» **DIRECTIONS FOR THIS TASK**: Copy every line of the data exactly, keeping out any picture.

» **EXTRACTED MATERIAL**:
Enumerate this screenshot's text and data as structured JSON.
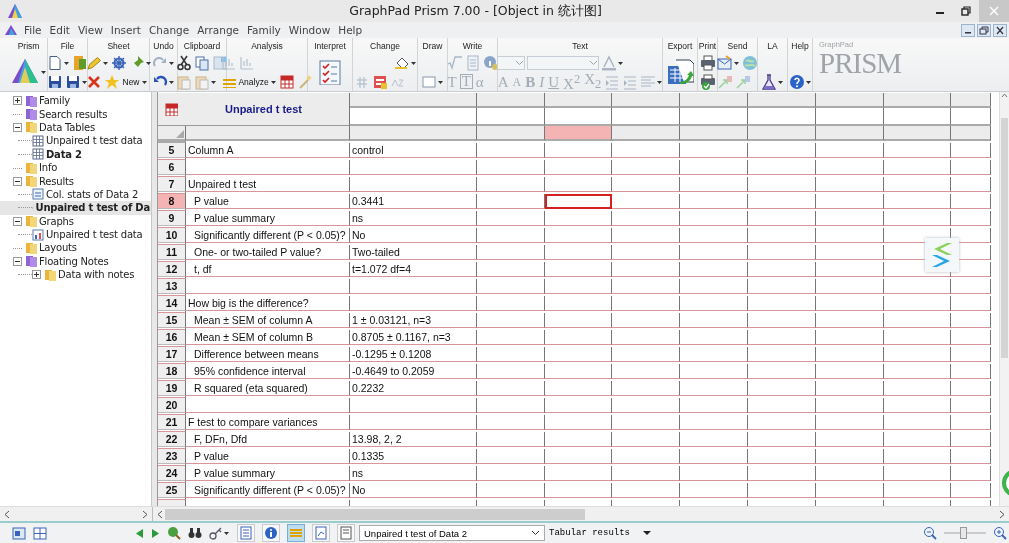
{
  "window": {
    "title": "GraphPad Prism 7.00 - [Object in 统计图]"
  },
  "menu": [
    "File",
    "Edit",
    "View",
    "Insert",
    "Change",
    "Arrange",
    "Family",
    "Window",
    "Help"
  ],
  "ribbon": [
    {
      "label": "Prism"
    },
    {
      "label": "File"
    },
    {
      "label": "Sheet",
      "buttons": [
        "New"
      ]
    },
    {
      "label": "Undo"
    },
    {
      "label": "Clipboard"
    },
    {
      "label": "Analysis",
      "buttons": [
        "Analyze"
      ]
    },
    {
      "label": "Interpret"
    },
    {
      "label": "Change"
    },
    {
      "label": "Draw"
    },
    {
      "label": "Write",
      "glyphs": [
        "T",
        "T",
        "α"
      ]
    },
    {
      "label": "Text",
      "glyphs": [
        "A",
        "A",
        "B",
        "I",
        "U",
        "X$^{2}$",
        "X$_{2}$"
      ]
    },
    {
      "label": "Export"
    },
    {
      "label": "Print"
    },
    {
      "label": "Send"
    },
    {
      "label": "LA"
    },
    {
      "label": "Help"
    }
  ],
  "logo": {
    "maker": "GraphPad",
    "name": "PRISM"
  },
  "navigator": [
    {
      "name": "Family",
      "kind": "family",
      "expanded": false,
      "bold": false,
      "selected": false
    },
    {
      "name": "Search results",
      "kind": "family",
      "bold": false,
      "selected": false
    },
    {
      "name": "Data Tables",
      "kind": "folder",
      "expanded": true,
      "bold": false,
      "selected": false,
      "children": [
        {
          "name": "Unpaired t test data",
          "kind": "table",
          "bold": false,
          "selected": false
        },
        {
          "name": "Data 2",
          "kind": "table",
          "bold": true,
          "selected": false
        }
      ]
    },
    {
      "name": "Info",
      "kind": "folder",
      "bold": false,
      "selected": false
    },
    {
      "name": "Results",
      "kind": "folder",
      "expanded": true,
      "bold": false,
      "selected": false,
      "children": [
        {
          "name": "Col. stats of Data 2",
          "kind": "stats",
          "bold": false,
          "selected": false
        },
        {
          "name": "Unpaired t test of Da",
          "kind": "result",
          "bold": true,
          "selected": true
        }
      ]
    },
    {
      "name": "Graphs",
      "kind": "folder",
      "expanded": true,
      "bold": false,
      "selected": false,
      "children": [
        {
          "name": "Unpaired t test data",
          "kind": "graph",
          "bold": false,
          "selected": false
        }
      ]
    },
    {
      "name": "Layouts",
      "kind": "folder",
      "bold": false,
      "selected": false
    },
    {
      "name": "Floating Notes",
      "kind": "family",
      "expanded": true,
      "bold": false,
      "selected": false,
      "children": [
        {
          "name": "Data with notes",
          "kind": "folder",
          "expanded": false,
          "bold": false,
          "selected": false
        }
      ]
    }
  ],
  "sheet": {
    "title": "Unpaired t test",
    "columns": [
      {
        "selected": false
      },
      {
        "selected": false
      },
      {
        "selected": false
      },
      {
        "selected": true
      },
      {
        "selected": false
      },
      {
        "selected": false
      },
      {
        "selected": false
      },
      {
        "selected": false
      },
      {
        "selected": false
      },
      {
        "selected": false
      }
    ],
    "rows": [
      {
        "number": "5",
        "label": "Column A",
        "value": "control",
        "selected": false
      },
      {
        "number": "6",
        "selected": false
      },
      {
        "number": "7",
        "label": "Unpaired t test",
        "selected": false,
        "children": [
          {
            "number": "8",
            "label": "P value",
            "value": "0.3441",
            "selected": true
          },
          {
            "number": "9",
            "label": "P value summary",
            "value": "ns",
            "selected": false
          },
          {
            "number": "10",
            "label": "Significantly different (P < 0.05)?",
            "value": "No",
            "selected": false
          },
          {
            "number": "11",
            "label": "One- or two-tailed P value?",
            "value": "Two-tailed",
            "selected": false
          },
          {
            "number": "12",
            "label": "t, df",
            "value": "t=1.072 df=4",
            "selected": false
          }
        ]
      },
      {
        "number": "13",
        "selected": false
      },
      {
        "number": "14",
        "label": "How big is the difference?",
        "selected": false,
        "children": [
          {
            "number": "15",
            "label": "Mean ± SEM of column A",
            "value": "1 ± 0.03121, n=3",
            "selected": false
          },
          {
            "number": "16",
            "label": "Mean ± SEM of column B",
            "value": "0.8705 ± 0.1167, n=3",
            "selected": false
          },
          {
            "number": "17",
            "label": "Difference between means",
            "value": "-0.1295 ± 0.1208",
            "selected": false
          },
          {
            "number": "18",
            "label": "95% confidence interval",
            "value": "-0.4649 to 0.2059",
            "selected": false
          },
          {
            "number": "19",
            "label": "R squared (eta squared)",
            "value": "0.2232",
            "selected": false
          }
        ]
      },
      {
        "number": "20",
        "selected": false
      },
      {
        "number": "21",
        "label": "F test to compare variances",
        "selected": false,
        "children": [
          {
            "number": "22",
            "label": "F, DFn, Dfd",
            "value": "13.98, 2, 2",
            "selected": false
          },
          {
            "number": "23",
            "label": "P value",
            "value": "0.1335",
            "selected": false
          },
          {
            "number": "24",
            "label": "P value summary",
            "value": "ns",
            "selected": false
          },
          {
            "number": "25",
            "label": "Significantly different (P < 0.05)?",
            "value": "No",
            "selected": false
          }
        ]
      }
    ]
  },
  "status_bar": {
    "view_modes": [
      {
        "selected": false
      },
      {
        "selected": false
      },
      {
        "selected": true
      },
      {
        "selected": false
      },
      {
        "selected": false
      }
    ],
    "sheet_picker": "Unpaired t test of Data 2",
    "view_picker": "Tabular results",
    "zoom": {
      "level": 0.45
    }
  }
}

» **RESPONSE AREA**:
Enumerate this screenshot's text and data as structured JSON.
{
  "window": {
    "title": "GraphPad Prism 7.00 - [Object in 统计图]"
  },
  "menu": [
    "File",
    "Edit",
    "View",
    "Insert",
    "Change",
    "Arrange",
    "Family",
    "Window",
    "Help"
  ],
  "ribbon": [
    {
      "label": "Prism"
    },
    {
      "label": "File"
    },
    {
      "label": "Sheet",
      "buttons": [
        "New"
      ]
    },
    {
      "label": "Undo"
    },
    {
      "label": "Clipboard"
    },
    {
      "label": "Analysis",
      "buttons": [
        "Analyze"
      ]
    },
    {
      "label": "Interpret"
    },
    {
      "label": "Change"
    },
    {
      "label": "Draw"
    },
    {
      "label": "Write",
      "glyphs": [
        "T",
        "T",
        "α"
      ]
    },
    {
      "label": "Text",
      "glyphs": [
        "A",
        "A",
        "B",
        "I",
        "U",
        "X$^{2}$",
        "X$_{2}$"
      ]
    },
    {
      "label": "Export"
    },
    {
      "label": "Print"
    },
    {
      "label": "Send"
    },
    {
      "label": "LA"
    },
    {
      "label": "Help"
    }
  ],
  "logo": {
    "maker": "GraphPad",
    "name": "PRISM"
  },
  "navigator": [
    {
      "name": "Family",
      "kind": "family",
      "expanded": false,
      "bold": false,
      "selected": false
    },
    {
      "name": "Search results",
      "kind": "family",
      "bold": false,
      "selected": false
    },
    {
      "name": "Data Tables",
      "kind": "folder",
      "expanded": true,
      "bold": false,
      "selected": false,
      "children": [
        {
          "name": "Unpaired t test data",
          "kind": "table",
          "bold": false,
          "selected": false
        },
        {
          "name": "Data 2",
          "kind": "table",
          "bold": true,
          "selected": false
        }
      ]
    },
    {
      "name": "Info",
      "kind": "folder",
      "bold": false,
      "selected": false
    },
    {
      "name": "Results",
      "kind": "folder",
      "expanded": true,
      "bold": false,
      "selected": false,
      "children": [
        {
          "name": "Col. stats of Data 2",
          "kind": "stats",
          "bold": false,
          "selected": false
        },
        {
          "name": "Unpaired t test of Da",
          "kind": "result",
          "bold": true,
          "selected": true
        }
      ]
    },
    {
      "name": "Graphs",
      "kind": "folder",
      "expanded": true,
      "bold": false,
      "selected": false,
      "children": [
        {
          "name": "Unpaired t test data",
          "kind": "graph",
          "bold": false,
          "selected": false
        }
      ]
    },
    {
      "name": "Layouts",
      "kind": "folder",
      "bold": false,
      "selected": false
    },
    {
      "name": "Floating Notes",
      "kind": "family",
      "expanded": true,
      "bold": false,
      "selected": false,
      "children": [
        {
          "name": "Data with notes",
          "kind": "folder",
          "expanded": false,
          "bold": false,
          "selected": false
        }
      ]
    }
  ],
  "sheet": {
    "title": "Unpaired t test",
    "columns": [
      {
        "selected": false
      },
      {
        "selected": false
      },
      {
        "selected": false
      },
      {
        "selected": true
      },
      {
        "selected": false
      },
      {
        "selected": false
      },
      {
        "selected": false
      },
      {
        "selected": false
      },
      {
        "selected": false
      },
      {
        "selected": false
      }
    ],
    "rows": [
      {
        "number": "5",
        "label": "Column A",
        "value": "control",
        "selected": false
      },
      {
        "number": "6",
        "selected": false
      },
      {
        "number": "7",
        "label": "Unpaired t test",
        "selected": false,
        "children": [
          {
            "number": "8",
            "label": "P value",
            "value": "0.3441",
            "selected": true
          },
          {
            "number": "9",
            "label": "P value summary",
            "value": "ns",
            "selected": false
          },
          {
            "number": "10",
            "label": "Significantly different (P < 0.05)?",
            "value": "No",
            "selected": false
          },
          {
            "number": "11",
            "label": "One- or two-tailed P value?",
            "value": "Two-tailed",
            "selected": false
          },
          {
            "number": "12",
            "label": "t, df",
            "value": "t=1.072 df=4",
            "selected": false
          }
        ]
      },
      {
        "number": "13",
        "selected": false
      },
      {
        "number": "14",
        "label": "How big is the difference?",
        "selected": false,
        "children": [
          {
            "number": "15",
            "label": "Mean ± SEM of column A",
            "value": "1 ± 0.03121, n=3",
            "selected": false
          },
          {
            "number": "16",
            "label": "Mean ± SEM of column B",
            "value": "0.8705 ± 0.1167, n=3",
            "selected": false
          },
          {
            "number": "17",
            "label": "Difference between means",
            "value": "-0.1295 ± 0.1208",
            "selected": false
          },
          {
            "number": "18",
            "label": "95% confidence interval",
            "value": "-0.4649 to 0.2059",
            "selected": false
          },
          {
            "number": "19",
            "label": "R squared (eta squared)",
            "value": "0.2232",
            "selected": false
          }
        ]
      },
      {
        "number": "20",
        "selected": false
      },
      {
        "number": "21",
        "label": "F test to compare variances",
        "selected": false,
        "children": [
          {
            "number": "22",
            "label": "F, DFn, Dfd",
            "value": "13.98, 2, 2",
            "selected": false
          },
          {
            "number": "23",
            "label": "P value",
            "value": "0.1335",
            "selected": false
          },
          {
            "number": "24",
            "label": "P value summary",
            "value": "ns",
            "selected": false
          },
          {
            "number": "25",
            "label": "Significantly different (P < 0.05)?",
            "value": "No",
            "selected": false
          }
        ]
      }
    ]
  },
  "status_bar": {
    "view_modes": [
      {
        "selected": false
      },
      {
        "selected": false
      },
      {
        "selected": true
      },
      {
        "selected": false
      },
      {
        "selected": false
      }
    ],
    "sheet_picker": "Unpaired t test of Data 2",
    "view_picker": "Tabular results",
    "zoom": {
      "level": 0.45
    }
  }
}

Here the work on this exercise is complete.